If you want to know what the future of digital publishing is, a fair starting point would be to look at the online and mobile habits of today’s 15-year-olds.
This constantly connected population is no longer dual-screening, but triple-screening. And their primary screen of choice is mobile.
They are more connected to the Internet than ever, more willing to participate in social and sharing activities and more able to consume rich content at any time and on any device. To them, the role of a TV scheduler — someone who decides when you are allowed to watch a particular piece of content — is completely anachronistic.
The times they are a-changing. So while the future for TV schedulers might be bleak, the future for mobile content is practically sparkling.
Ten years ago, digital readers looking for content had limited options of where to find it; in fact, they really only had one choice: the desktop Web. They found their way to a Web page filled with content that linked to other Web pages filled with content.
With the experience so singular, publishers focused on building audience share with the hope that one day, the money might follow.
A couple of decades after the desktop model emerged, mobile publishing exploded. If mobile publishing were a person, it would be 7 years old and caught between the discovery ages of kindergarten and middle school: growing in confidence, but in constant need of minding.

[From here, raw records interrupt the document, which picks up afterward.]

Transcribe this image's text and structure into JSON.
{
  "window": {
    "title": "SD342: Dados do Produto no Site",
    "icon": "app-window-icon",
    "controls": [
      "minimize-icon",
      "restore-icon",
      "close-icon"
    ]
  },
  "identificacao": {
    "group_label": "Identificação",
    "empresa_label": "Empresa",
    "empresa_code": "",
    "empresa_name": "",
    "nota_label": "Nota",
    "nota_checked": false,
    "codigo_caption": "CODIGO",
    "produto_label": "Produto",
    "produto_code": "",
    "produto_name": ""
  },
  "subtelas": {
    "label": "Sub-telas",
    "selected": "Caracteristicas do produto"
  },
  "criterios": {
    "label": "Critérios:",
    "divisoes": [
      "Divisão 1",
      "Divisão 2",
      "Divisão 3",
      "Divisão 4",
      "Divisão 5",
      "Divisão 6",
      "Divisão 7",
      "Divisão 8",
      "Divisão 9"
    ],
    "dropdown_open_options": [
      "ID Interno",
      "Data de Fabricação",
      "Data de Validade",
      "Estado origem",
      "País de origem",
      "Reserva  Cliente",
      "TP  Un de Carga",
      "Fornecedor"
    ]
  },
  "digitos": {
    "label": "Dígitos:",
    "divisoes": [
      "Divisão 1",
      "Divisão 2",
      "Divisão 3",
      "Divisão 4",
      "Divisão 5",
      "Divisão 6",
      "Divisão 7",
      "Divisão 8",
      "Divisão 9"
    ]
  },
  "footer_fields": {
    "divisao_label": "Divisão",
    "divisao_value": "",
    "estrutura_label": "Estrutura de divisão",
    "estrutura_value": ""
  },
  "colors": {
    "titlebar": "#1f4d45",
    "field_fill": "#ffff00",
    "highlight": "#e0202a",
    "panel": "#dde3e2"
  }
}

However, even at just 7 years old, mobile is already nearing the day when it has a larger audience than desktop and routinely captures 35% to 45% of general news visits in Australia, more for breaking news.
With 41% of the total digital audience reading about the missing aircraft on a mobile phone and 42% reading about it on a desktop PC, the Sydney Morning Herald is closer than ever to the mobile tipping point.
For publishers all over the world witnessing this mobile migration firsthand, it’s becoming clear that mobile publishing is altogether a completely new proposition with a lot more complexity to execute than desktop.
The growing number of different user experiences as we consume mobile content will force a staggering amount of product choices onto publishers. The mobile Web is just one way to consume content. Apps are another. If you’re asking which one is best for publishing your content, then you are asking the wrong question.
Publishers need to fish where the audiences are and get past the either-or debate. In most cases, the larger content audience will be Web, but equally if not more valuable audiences can be found elsewhere.
Voice, wearables, predictive, the connected car, Web, apps, messaging, and geo are just some of the emerging avenues for content discovery.
Just because we are busy driving our cars doesn’t mean we can’t consume content. So while it’s not clear exactly how this will play out, expect that content available in cars will rival wearable devices like Google Glass when it comes to the next big platform for mobile content discovery.
Uncertainty for publishers deepens when you consider two contradictory content trends that have emerged: bundling and unbundling.
On one side, general news apps have proven very popular with users. But they are content silos, which provide a bundled experience: customer acquisition, search, and social become very hard to do. On the other side, NYT Now, Circa, and Facebook are unbundling the mobile experience.
For publishers looking to build a mobile strategy, it’s just not clear where we currently are in the content aggregation vs. unbundling cycle or if one trend will become dominant.
How will publishers monetise mobile? Tablets mirror a form that advertisers are already very comfortable with (i.e. newspapers, magazines, books, etc.). But mobile is different, and a lot of current mobile ad shapes are transitionary products at best.
In the move to mobile, we still have a lot of work to do in figuring out what are the best formats to capture user attention and tell engaging brand stories.
If all this uncertainty wasn’t hard enough for mobile publishers, they now have to consider a new dimension: the reader’s context. Different reading behaviours are emerging based on the reader’s location, time of day, and the amount of time they have to give.
So in the future, when the publisher is creating a story, will he need to provide a summarised version for morning reading and then a more detailed view of the same story for later in the day? What about a more entertaining version of the same story for the evening and then a more interactive version for weekend reading?
Publishers walk a fine line with needing to adopt a device-agnostic strategy but staying aware that device fragmentation will reveal idiosyncrasies in content consumption based on context.